== Aim of the exercise ==
Where the string "Products" occurs in a line of the data below, that line should be copied.

== Provided records ==

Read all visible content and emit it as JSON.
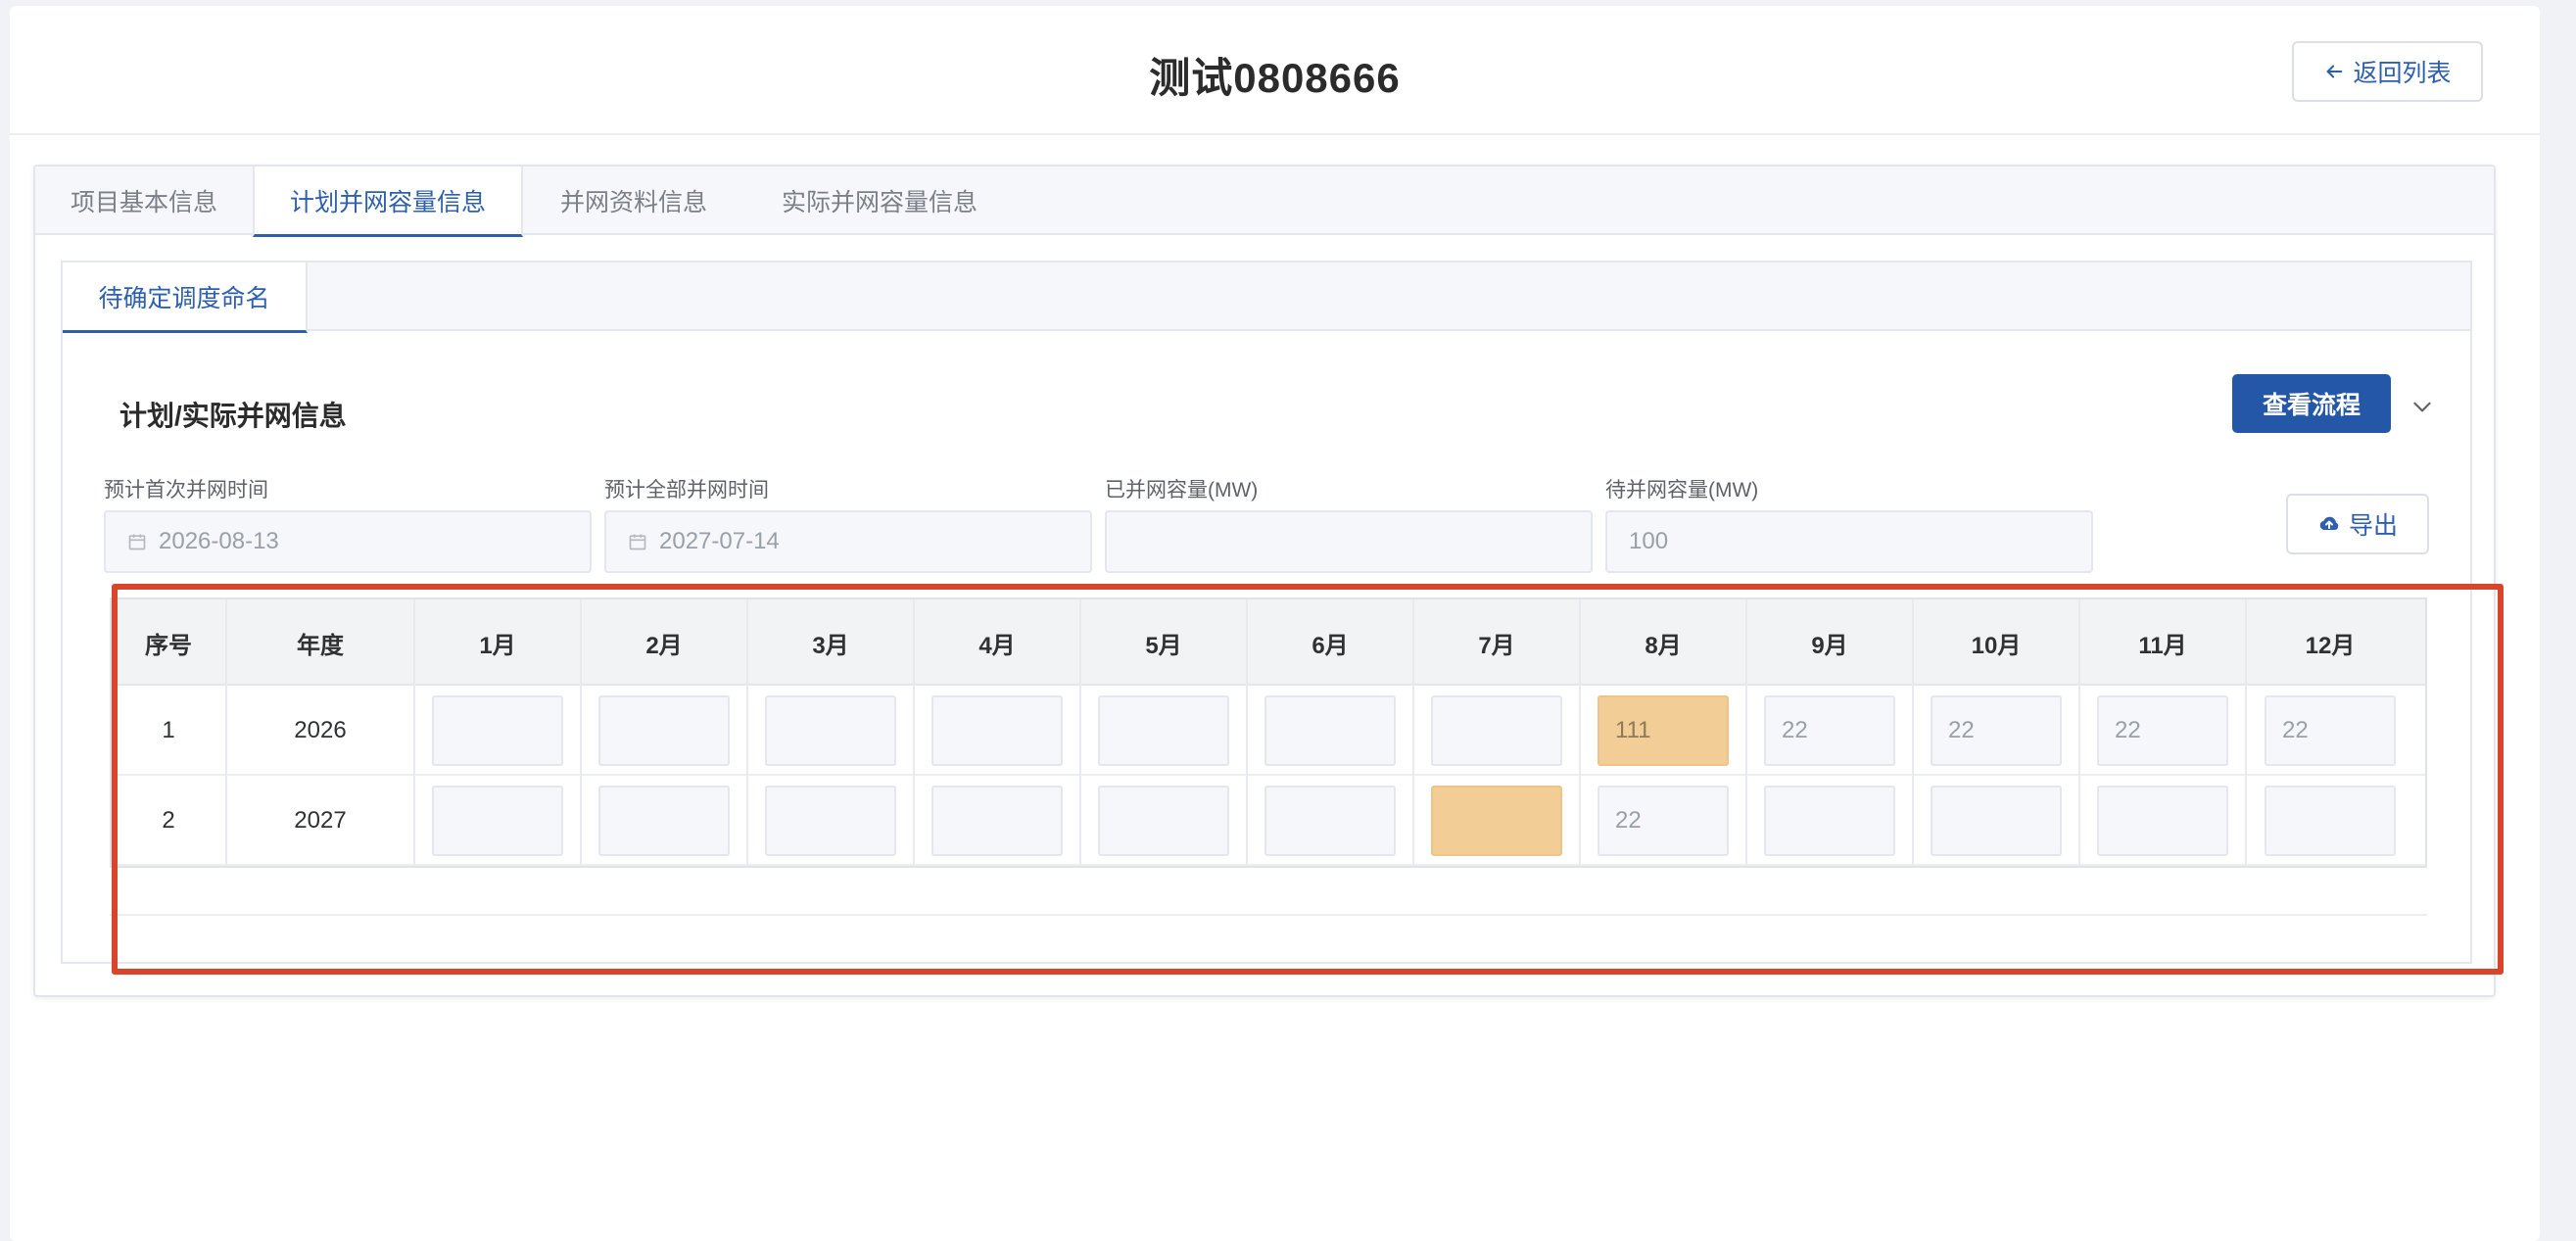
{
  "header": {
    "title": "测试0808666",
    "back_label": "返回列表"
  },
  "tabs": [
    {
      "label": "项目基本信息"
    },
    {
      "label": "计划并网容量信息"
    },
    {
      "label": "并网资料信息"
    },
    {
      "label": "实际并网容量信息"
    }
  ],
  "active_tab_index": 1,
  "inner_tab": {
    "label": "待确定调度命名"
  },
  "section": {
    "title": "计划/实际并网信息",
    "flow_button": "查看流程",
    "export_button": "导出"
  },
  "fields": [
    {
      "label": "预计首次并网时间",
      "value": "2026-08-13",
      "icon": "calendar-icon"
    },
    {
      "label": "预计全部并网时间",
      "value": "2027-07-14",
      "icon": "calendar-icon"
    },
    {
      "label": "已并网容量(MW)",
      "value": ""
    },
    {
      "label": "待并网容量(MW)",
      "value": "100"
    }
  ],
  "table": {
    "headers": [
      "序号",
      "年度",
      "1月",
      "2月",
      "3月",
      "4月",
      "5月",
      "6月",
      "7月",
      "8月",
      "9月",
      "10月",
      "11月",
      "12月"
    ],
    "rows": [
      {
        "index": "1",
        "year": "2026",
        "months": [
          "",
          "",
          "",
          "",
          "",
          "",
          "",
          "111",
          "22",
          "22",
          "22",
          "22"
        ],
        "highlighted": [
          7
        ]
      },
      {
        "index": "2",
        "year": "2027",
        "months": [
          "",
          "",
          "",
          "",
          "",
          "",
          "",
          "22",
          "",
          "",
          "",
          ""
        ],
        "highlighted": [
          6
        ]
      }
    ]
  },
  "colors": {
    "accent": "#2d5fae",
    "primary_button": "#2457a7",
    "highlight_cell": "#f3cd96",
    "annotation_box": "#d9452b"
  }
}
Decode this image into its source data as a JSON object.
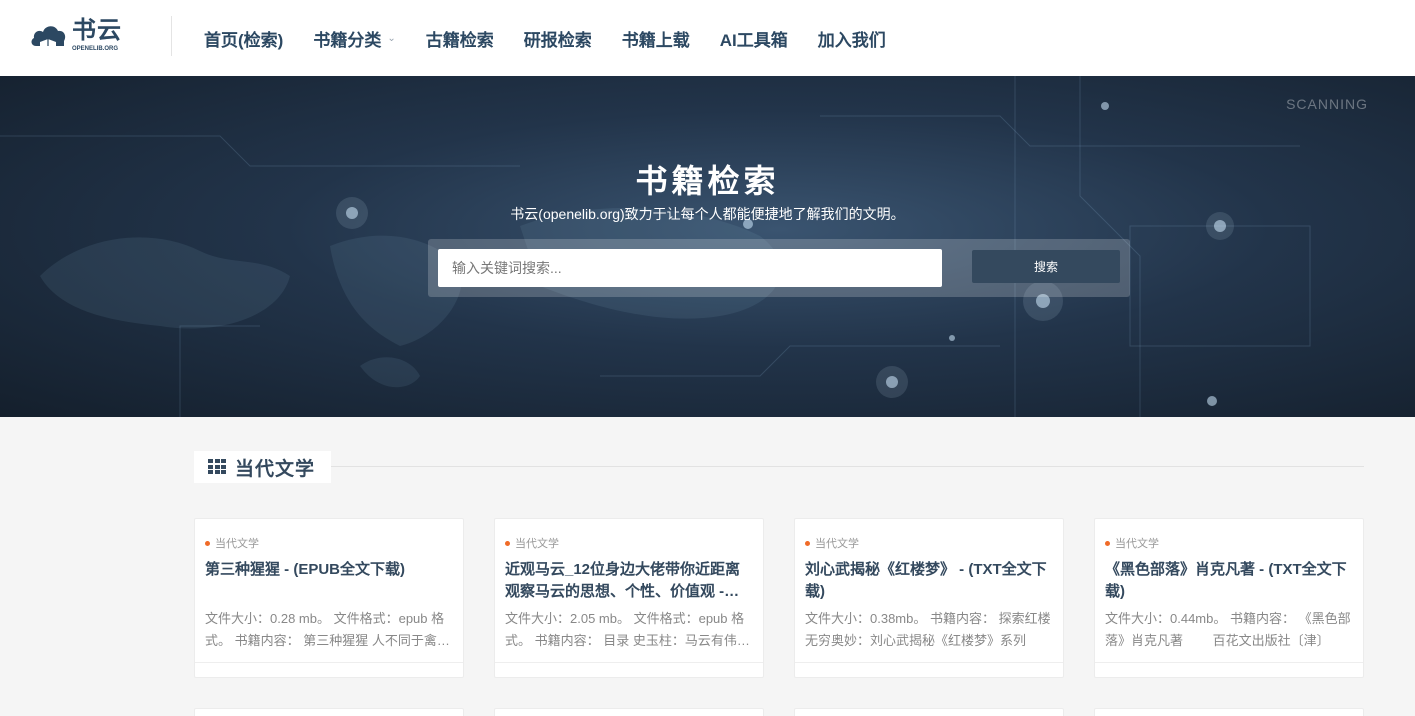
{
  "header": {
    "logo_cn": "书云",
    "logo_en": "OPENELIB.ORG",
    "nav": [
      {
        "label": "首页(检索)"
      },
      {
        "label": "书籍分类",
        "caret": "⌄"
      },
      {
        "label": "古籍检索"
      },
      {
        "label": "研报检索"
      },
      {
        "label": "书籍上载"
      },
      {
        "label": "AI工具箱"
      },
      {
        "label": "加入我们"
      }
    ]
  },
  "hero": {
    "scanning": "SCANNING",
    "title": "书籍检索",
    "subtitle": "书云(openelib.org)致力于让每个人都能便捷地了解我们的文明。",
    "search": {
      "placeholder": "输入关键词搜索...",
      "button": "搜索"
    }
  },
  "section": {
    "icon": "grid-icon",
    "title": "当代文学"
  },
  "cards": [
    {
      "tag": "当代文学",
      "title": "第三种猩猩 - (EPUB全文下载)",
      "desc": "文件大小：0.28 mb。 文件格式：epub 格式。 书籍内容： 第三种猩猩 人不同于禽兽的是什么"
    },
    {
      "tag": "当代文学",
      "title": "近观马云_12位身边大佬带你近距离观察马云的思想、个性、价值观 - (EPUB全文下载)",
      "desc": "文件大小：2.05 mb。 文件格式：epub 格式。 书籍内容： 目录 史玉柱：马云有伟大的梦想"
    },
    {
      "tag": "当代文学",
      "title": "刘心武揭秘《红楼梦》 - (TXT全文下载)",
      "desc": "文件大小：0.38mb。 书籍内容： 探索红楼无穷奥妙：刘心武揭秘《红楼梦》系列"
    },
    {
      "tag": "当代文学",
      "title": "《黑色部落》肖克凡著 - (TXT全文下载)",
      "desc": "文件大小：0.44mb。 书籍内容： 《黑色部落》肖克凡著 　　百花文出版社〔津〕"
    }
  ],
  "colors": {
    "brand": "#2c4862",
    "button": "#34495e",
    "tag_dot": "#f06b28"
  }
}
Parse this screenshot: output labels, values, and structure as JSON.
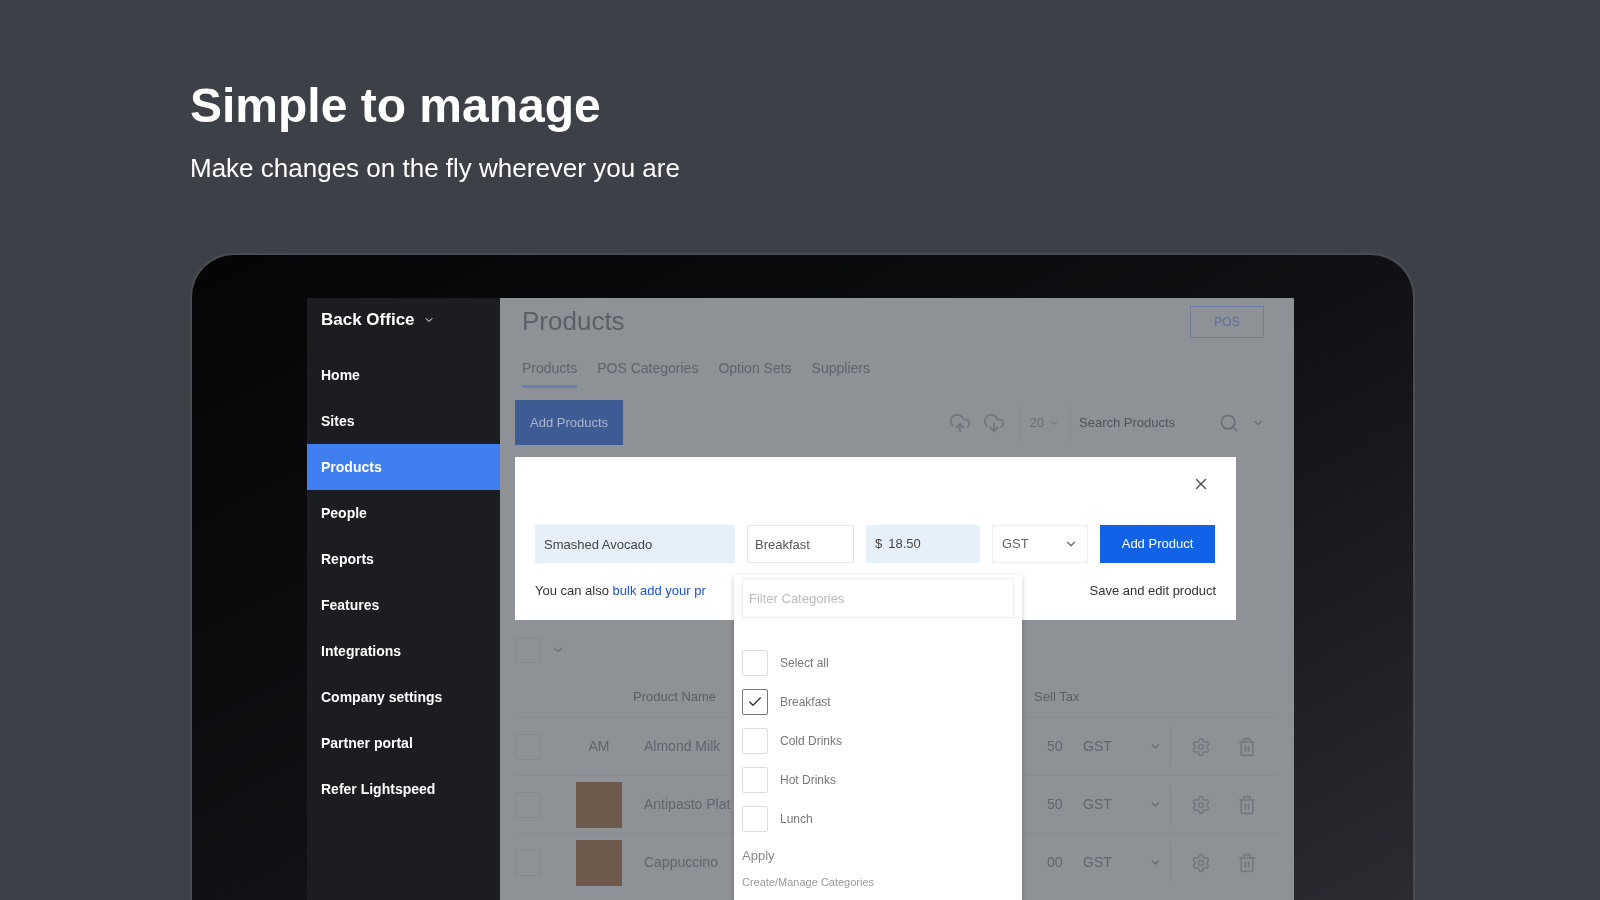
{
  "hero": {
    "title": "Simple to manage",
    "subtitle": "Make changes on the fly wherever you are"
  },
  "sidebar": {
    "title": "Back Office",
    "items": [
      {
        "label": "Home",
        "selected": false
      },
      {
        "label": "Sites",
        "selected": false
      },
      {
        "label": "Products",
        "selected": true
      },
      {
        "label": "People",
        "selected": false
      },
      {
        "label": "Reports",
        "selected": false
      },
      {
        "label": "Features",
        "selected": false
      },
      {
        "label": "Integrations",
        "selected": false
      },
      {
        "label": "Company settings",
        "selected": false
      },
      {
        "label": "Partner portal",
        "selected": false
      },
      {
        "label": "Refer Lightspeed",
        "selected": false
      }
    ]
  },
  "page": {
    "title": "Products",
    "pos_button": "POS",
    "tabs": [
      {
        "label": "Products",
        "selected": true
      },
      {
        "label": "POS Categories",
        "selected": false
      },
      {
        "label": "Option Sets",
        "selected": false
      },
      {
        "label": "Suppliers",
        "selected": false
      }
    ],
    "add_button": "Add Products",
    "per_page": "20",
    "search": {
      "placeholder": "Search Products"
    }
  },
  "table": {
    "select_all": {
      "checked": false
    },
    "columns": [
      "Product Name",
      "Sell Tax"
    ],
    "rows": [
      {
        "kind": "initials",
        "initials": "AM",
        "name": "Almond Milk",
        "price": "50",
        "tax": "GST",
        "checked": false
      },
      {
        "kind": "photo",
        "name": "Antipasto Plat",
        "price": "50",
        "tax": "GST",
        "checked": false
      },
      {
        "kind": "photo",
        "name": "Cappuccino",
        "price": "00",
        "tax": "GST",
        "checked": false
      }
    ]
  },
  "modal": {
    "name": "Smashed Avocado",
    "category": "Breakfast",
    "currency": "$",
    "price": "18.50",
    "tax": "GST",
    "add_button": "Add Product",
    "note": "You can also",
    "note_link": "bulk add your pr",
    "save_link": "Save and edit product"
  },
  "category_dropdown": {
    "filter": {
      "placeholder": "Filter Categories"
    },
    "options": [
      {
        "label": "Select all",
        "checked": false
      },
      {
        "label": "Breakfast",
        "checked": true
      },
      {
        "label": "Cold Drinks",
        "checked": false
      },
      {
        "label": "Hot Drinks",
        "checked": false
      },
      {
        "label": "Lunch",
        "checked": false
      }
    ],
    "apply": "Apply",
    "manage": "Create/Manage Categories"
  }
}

== Output of the task ==
        "label": "Products",
    "title": "Products",
        "label": "Products",
    "add_button": "Add Products",
      "placeholder": "Search Products"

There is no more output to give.